Cypriot president says wants zero forces, guarantees from Turkey



(Adds detail, updates throughout)
    By Michele KambasATHENS, July 10 (Reuters) - President of Cyprus Nicos
Anastasiades said on Monday he remained ready to negotiate a
peace deal with estranged Turkish Cypriots and Turkey, after
U.N.-backed talks ended in acrimony last week.
    The talks, sponsored by Greece, Turkey and Britain as well
as the United Nations, failed to reach a deal to end a conflict
that has dragged on for decades and which is a source of
friction between Greece and Turkey.
    "What I want to make absolutely clear ... (is that) the
Greek Cypriot side is ready to negotiate a solution within the
parameters set by the United Nations Secretary General,"
Anastasiades told a news conference.
    He said he was still ready to negotiate a deal based on a
timetable for the full withdrawal of Turkish troops from the
north of the divided island and a commitment from Turkey that it
will cease intervening in Cypriot affairs.
    The latest of many attempts to broker an accord on Cyprus
ended on July 7 after 10 days of negotiations at a Swiss Alpine
resort attended by the Greek and Turkish Cypriot sides along
with Britain, Greece and Turkey.
    U.N. Secretary-General Antonio Guterres called a halt after
what diplomats said was a particularly charged debate over a
dinner that stretched on through the night.
    Anastasiades said that, during negotiations, Guterres was
given the impression Turkey would be flexible on both the issue
of Turkish intervention and the presence of its armed forces in
Cyprus.
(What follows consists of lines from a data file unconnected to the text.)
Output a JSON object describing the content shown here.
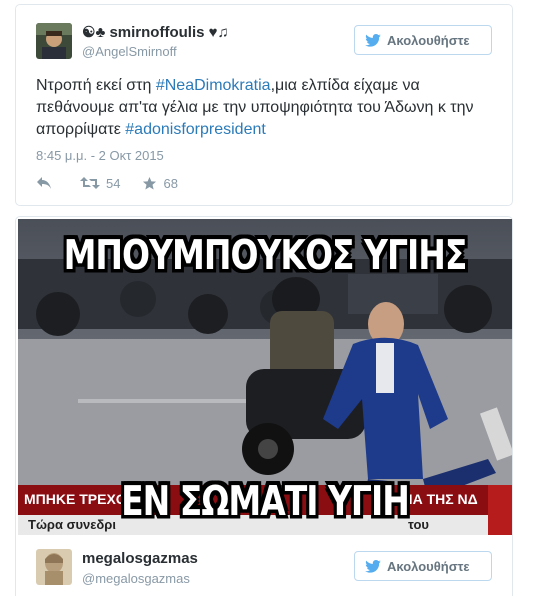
{
  "tweet1": {
    "display_name": "☯♣ smirnoffoulis ♥♫",
    "handle": "@AngelSmirnoff",
    "follow_label": "Ακολουθήστε",
    "text_parts": {
      "p1": "Ντροπή εκεί στη ",
      "hashtag1": "#NeaDimokratia",
      "p2": ",μια ελπίδα είχαμε να πεθάνουμε απ'τα γέλια με την υποψηφιότητα του Άδωνη κ την απορρίψατε ",
      "hashtag2": "#adonisforpresident"
    },
    "timestamp": "8:45 μ.μ. - 2 Οκτ 2015",
    "retweets": "54",
    "likes": "68"
  },
  "meme": {
    "top_caption": "ΜΠΟΥΜΠΟΥΚΟΣ ΥΓΙΗΣ",
    "bottom_caption": "ΕΝ ΣΩΜΑΤΙ ΥΓΙΗ",
    "ticker_line1": "ΜΠΗΚΕ ΤΡΕΧΟ",
    "ticker_line1b": "ΡΕΙΑ ΤΗΣ ΝΔ",
    "ticker_line2": "Τώρα συνεδρι",
    "ticker_line2b": "του"
  },
  "tweet2": {
    "display_name": "megalosgazmas",
    "handle": "@megalosgazmas",
    "follow_label": "Ακολουθήστε"
  },
  "colors": {
    "link": "#2b7bb9",
    "muted": "#8899a6",
    "border": "#e1e8ed",
    "twitter_blue": "#55acee"
  },
  "icons": [
    "twitter-bird-icon",
    "reply-icon",
    "retweet-icon",
    "like-star-icon"
  ]
}
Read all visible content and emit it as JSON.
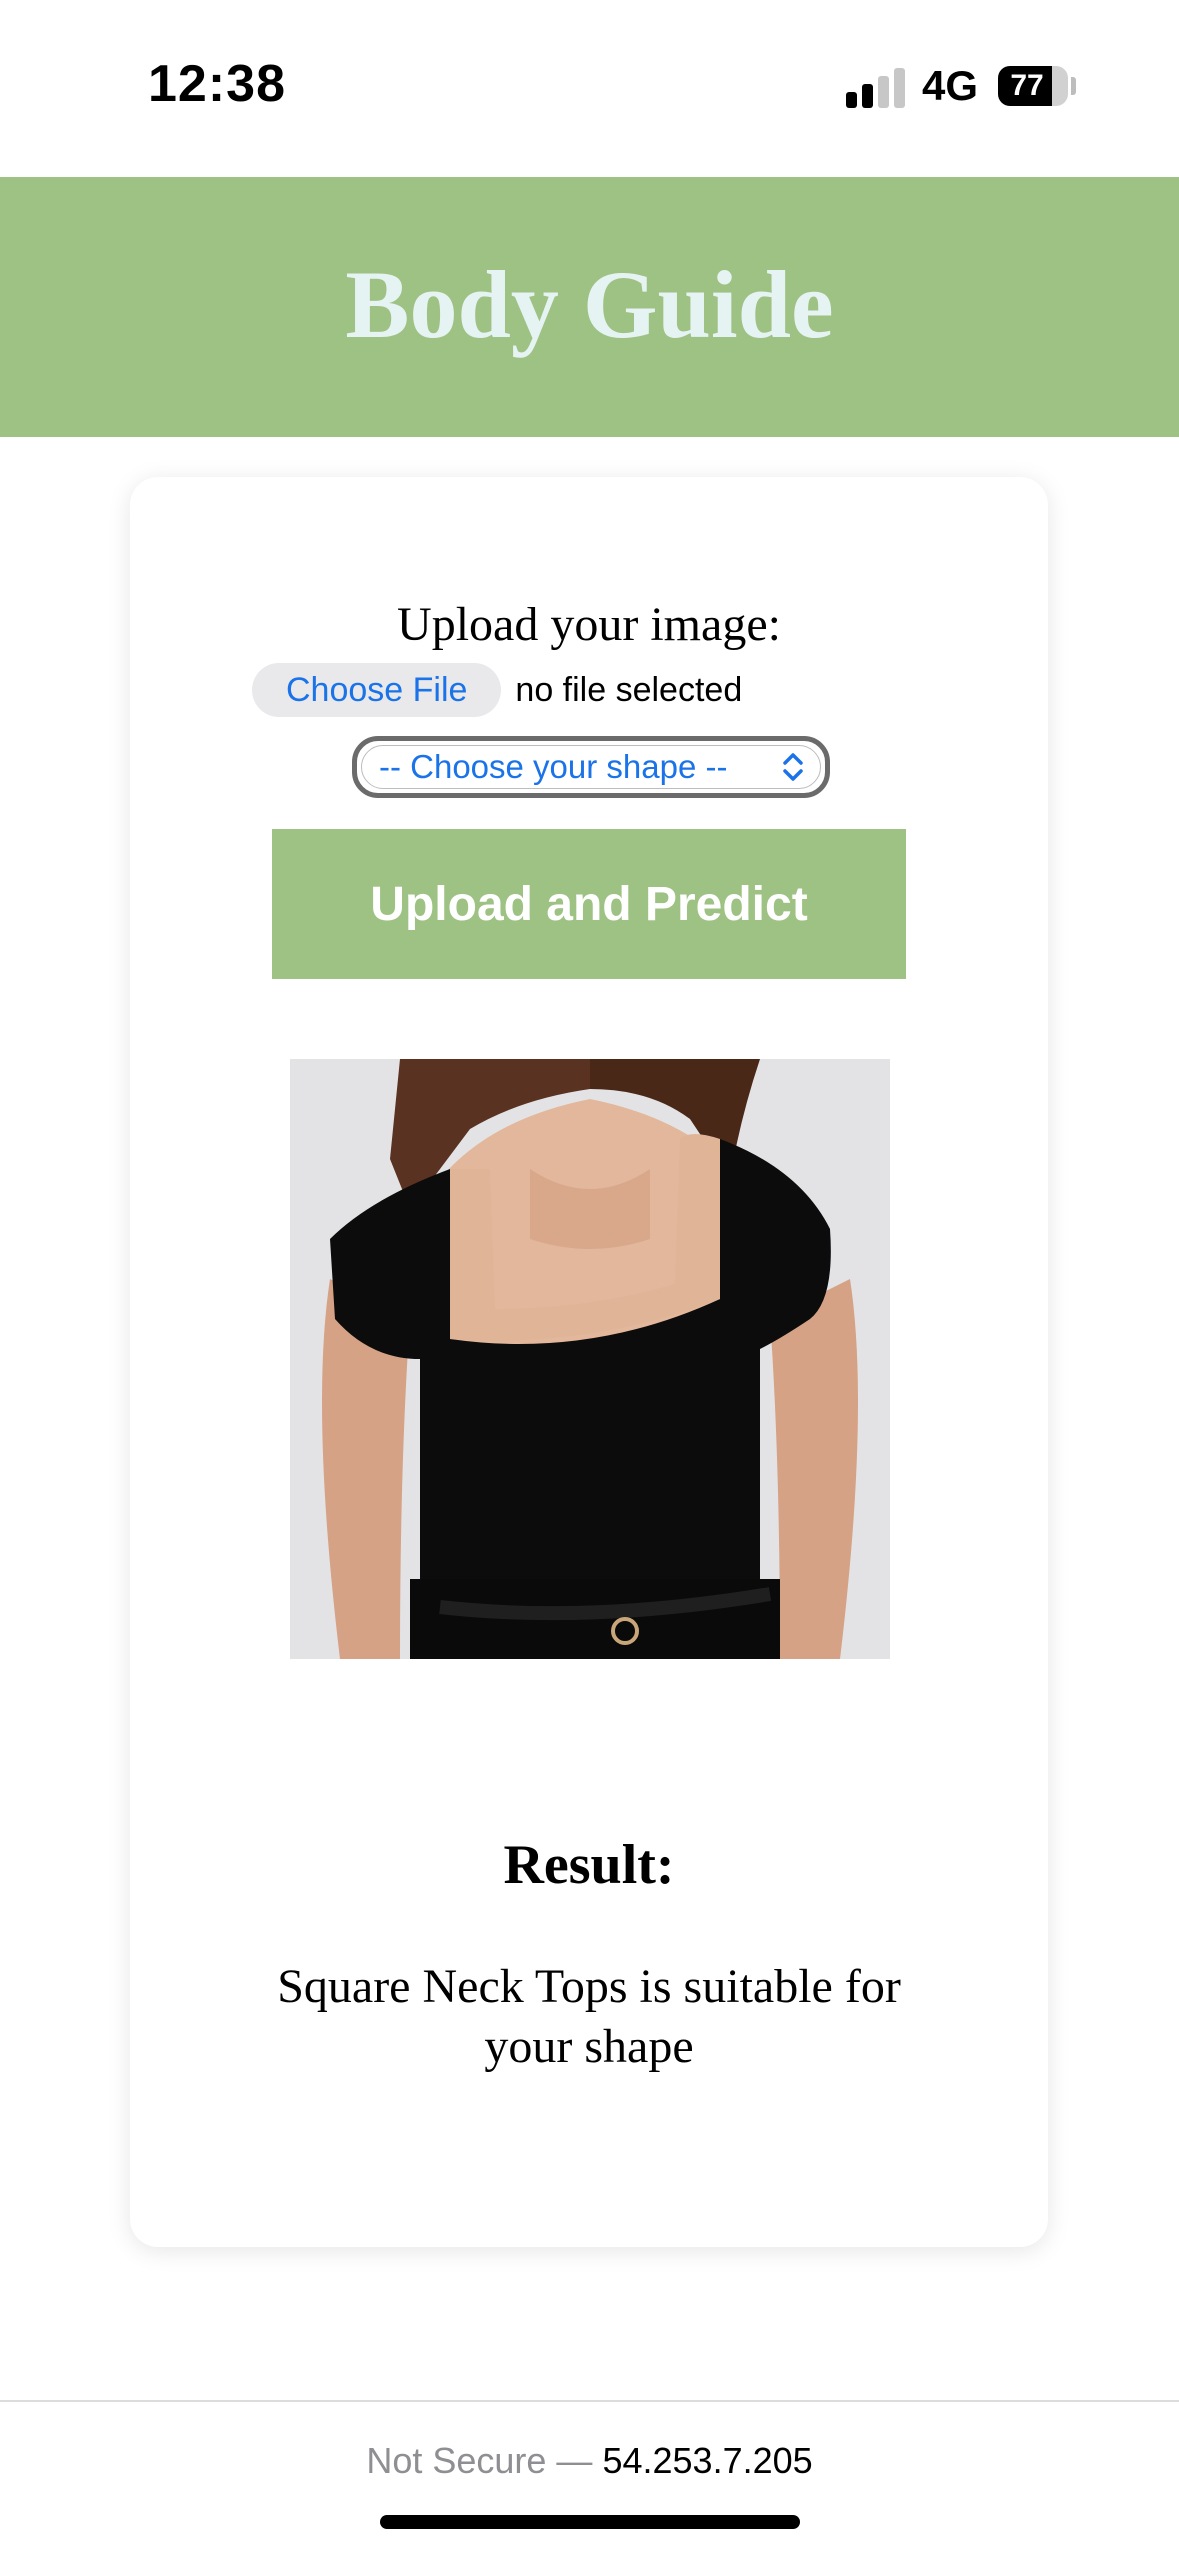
{
  "status_bar": {
    "time": "12:38",
    "network": "4G",
    "battery_level": "77",
    "battery_fraction": 0.77,
    "signal_bars_active": 2,
    "signal_bars_total": 4
  },
  "header": {
    "title": "Body Guide",
    "background_color": "#9ec283"
  },
  "form": {
    "upload_label": "Upload your image:",
    "choose_file_label": "Choose File",
    "file_status": "no file selected",
    "shape_select_value": "-- Choose your shape --",
    "submit_label": "Upload and Predict"
  },
  "preview": {
    "image_description_icon": "black-square-neck-top-photo"
  },
  "result": {
    "heading": "Result:",
    "text": "Square Neck Tops is suitable for your shape"
  },
  "browser": {
    "security_label": "Not Secure —",
    "host": "54.253.7.205"
  },
  "colors": {
    "accent": "#9ec283",
    "link_blue": "#1a73e8",
    "title_text": "#e6f3f3"
  }
}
But Turkey would not commit to those positions in
writing, Anastasiades said.
    Cyprus was split after a Turkish invasion that was triggered
by a brief Greek-inspired coup in 1974. The seeds of division
were sown years earlier after a power-sharing arrangement
between Greek and Turkish Cypriots crumbled as a constitutional
deadlock led to violence.
    A settlement to the long-simmering conflict has been given
sharper focus by the prospect of sizeable deposits of natural
gas in the eastern Mediterranean.
    Anastasiades, who runs an internationally-recognised Greek
Cypriot Government, said attempts to search for gas deposits
would go on despite opposition from Turkey, which disputes those
    "We are continuing our energy programme according to
schedule," he said.
    Following the talks' collapse, it was unclear what further
efforts the U.N. might undertake to resolve the conflict.
    While conceding failure, Anastasiades said islanders should
strive for independence even without help from third parties.
    "I want to tell Greek and Turkish Cypriots that we should
unite and look at the prospects of independence, of true
independence and integrity of the Republic of Cyprus as an EU
member state which ensures the rights of all," he said.

 (Editing by Catherine Evans)


Source link

قالب وردپرس


Please enter your comment!
Please enter your name here